Trjitzinsky Memorial Lectures
University of Pennsylvania
Sheaves and the Global Topology of Data
This lecture series concerns Applied Mathematics -- the taming and tuning of mathematical structures to the service of problems in the sciences. The mathematics to be harnessed comes from algebraic topology -- specifically, sheaf theory, the study of local-to-global data. The applications to be surveyed are in the engineering sciences, but are not fundamentally restricted to such. Beginning with a gentle introduction to algebraic topology and its modern applications, the series will focus on sheaves and their recent utility in sensing, coding, optimization, and inference. No prior exposure to sheaves required.

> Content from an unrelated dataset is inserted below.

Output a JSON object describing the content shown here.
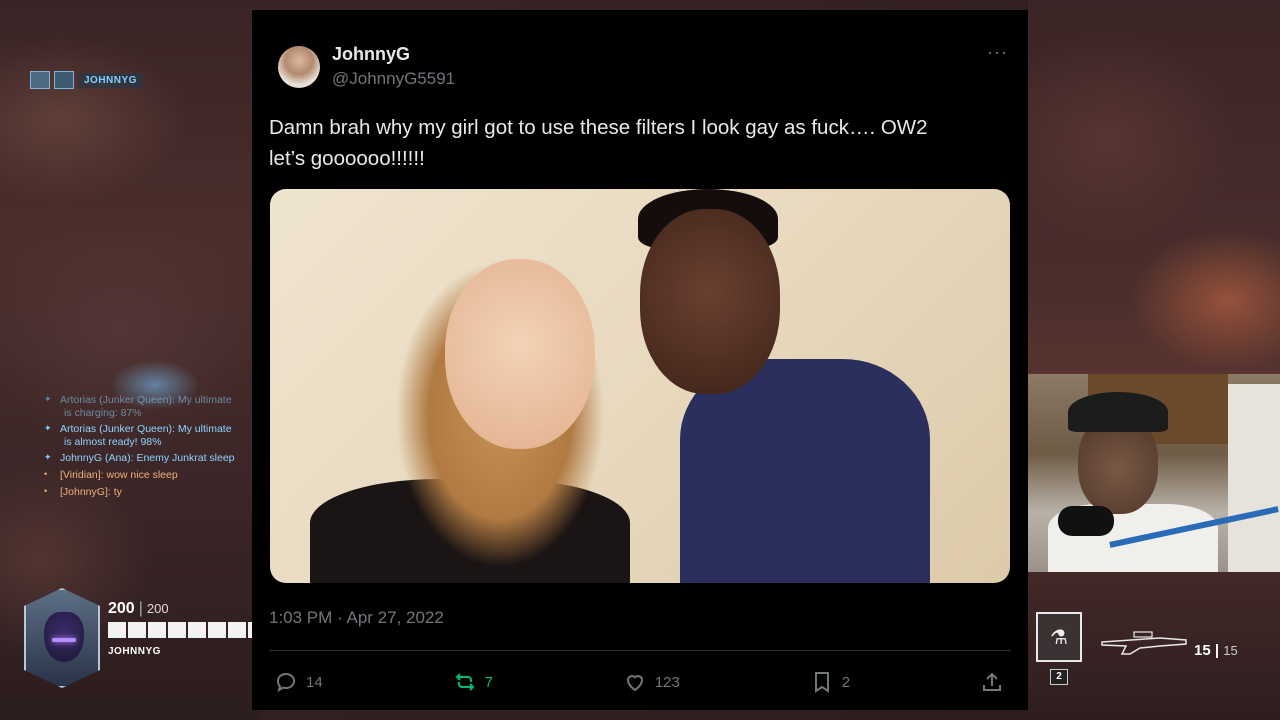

Robert Ghrist is the Andrea Mitchell Penn Integrating Knowledge Professor in the Departments of Mathematics and Electrical/Systems Engineering at the University of Pennsylvania. He was named one of Scientific American magazine's "Top 50 Innovators" for research in 2007. Ghrist is a leading expert in using tools from topology and geometry to study abstract spaces and solve real-world problems.
Lecture 1: Tuesday, March 6, 2012, 314 Altgeld Hall, 4:00 p.m.
A reception will immediately following this lecture.
Lecture 2: Wednesday, March 7, 2012, 245 Altgeld Hall, 4:00 p.m.
Lecture 3: Thursday, March 8, 2012, 245 Altgeld Hall, 4:00 p.m.
The Trjitzinsky Memorial Lecture Series, held annually, honors the memory of Professor Waldemar J. Trjitzinsky who came to the United States from Russia, and taught and researched in the Department of Mathematics at the University of Illinois from 1934 to 1969. The lecture series began in 1978 and was made possible from the gifts of Trjitzinsky's former Ph.D. students; Bing K. Wong, one of Trjitzinsky's students was the person responsible for setting up the Trjitzinsky fund. Each series of three lectures is aimed at a general mathematical public and graduate students.